Brilliant case study from Wise Merchant on how Wee Squeak grew an email list using facebook ads.
Step 1. Create audiences based on interests and exclusions
Step 2. Create Lead Ads to capture emails
Step 3. Split-test Lead Ads by audience to reduce costs
Step 4. Automate costs with rules
Really useful tips from Brian Peters over on the Buffer blog.
In the recent Facebook News Feed webinar, their team broke the algorithm down into four, very simple components:
- Inventory (content available)
- Signals (considerations about content)
- Predictions (considerations about person)
- Overall Score
These four key algorithm factors serve the sole purpose of providing Facebook users with a better overall experience.
Signals are what we as brands and marketers can focus on in order to have our content seen by more users on the Facebook News Feed.
Active interactions such as sharing, commenting, and reacting will hold much more weight than “passive” interactions such as clicking, viewing, or hovering.
1. Gather your resources.
2. Write a better headline than the “best” article.
3. Make your article longer than the “best” article.
4. Provide more research in your article than the “best” article.
5. Go deeper than the “best” article.
6. Provide more step-by-step guidance than the “best article.”
7. Make sure your article is better organized than the “best” article.
8. Make your article more personable than the “best” article.
9. Use more and better images than the best article.
How Joe Daniels creates his articles:
Explain briefly what you’re going to talk about. What is the focus?
Leading Them In:
Most people will have a base knowledge of the subject. This is where you clarify that base knowledge and lead them in to the topic.
Sit Up And Pay Attention:
With the help of stats or expert opinion, show the audience that the topic is super important and they really, really need to take notice.
This is the premise of the article, explaining what you have to say on the topic.
Something To Take Away:
Once you’ve explained the theory, you need to give them something practical that they can go away and work with.
Bring It All Together:
Finish off by summarizing and bringing together the key points of the article.
Here's an interesting use for Messenger from the folks at Hubspot.
The survey breaks down into 11 questions in three broad categories:
1. Changes In The Blogging Process
- How long does it take to write a blog post?
- How frequently do bloggers publish?
- Are bloggers using editors?
- Where and when do bloggers write?
2. Trends on Blog Content
- How long is your typical blog post?
- What do bloggers include in their content?
- Is guest posting still a popular practice?
- Are bloggers updating older articles?
3. Blogging Promotion and Measurement
- How is your content typically promoted?
- How often do bloggers check analytics?

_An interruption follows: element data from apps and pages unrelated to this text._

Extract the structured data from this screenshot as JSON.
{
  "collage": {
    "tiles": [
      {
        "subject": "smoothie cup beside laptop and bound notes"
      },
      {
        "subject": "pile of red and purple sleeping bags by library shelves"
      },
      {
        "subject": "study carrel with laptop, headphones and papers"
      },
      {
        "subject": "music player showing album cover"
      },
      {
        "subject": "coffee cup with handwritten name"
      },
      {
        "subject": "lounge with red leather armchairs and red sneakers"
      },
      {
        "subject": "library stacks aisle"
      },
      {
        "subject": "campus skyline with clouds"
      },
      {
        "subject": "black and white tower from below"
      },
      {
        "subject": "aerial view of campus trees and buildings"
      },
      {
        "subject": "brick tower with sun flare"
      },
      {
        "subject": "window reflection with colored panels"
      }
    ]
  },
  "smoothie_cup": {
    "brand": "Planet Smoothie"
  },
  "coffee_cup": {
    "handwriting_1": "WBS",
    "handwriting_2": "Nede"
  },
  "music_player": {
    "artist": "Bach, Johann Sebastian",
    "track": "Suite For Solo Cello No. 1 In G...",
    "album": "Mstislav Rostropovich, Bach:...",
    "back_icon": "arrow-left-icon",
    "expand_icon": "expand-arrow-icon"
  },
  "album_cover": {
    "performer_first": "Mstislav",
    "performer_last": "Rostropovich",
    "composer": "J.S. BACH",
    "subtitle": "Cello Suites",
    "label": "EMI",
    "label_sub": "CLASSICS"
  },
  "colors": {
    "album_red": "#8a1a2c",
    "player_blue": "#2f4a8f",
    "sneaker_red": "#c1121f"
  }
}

- Are bloggers driving results?
For each question, we’ll present the survey data along with analysis showing which types of bloggers are reporting the best results. And finally, we’ll share the insights of experts and friends.
Here's a list of the tools that should be a part of your analytics practice today: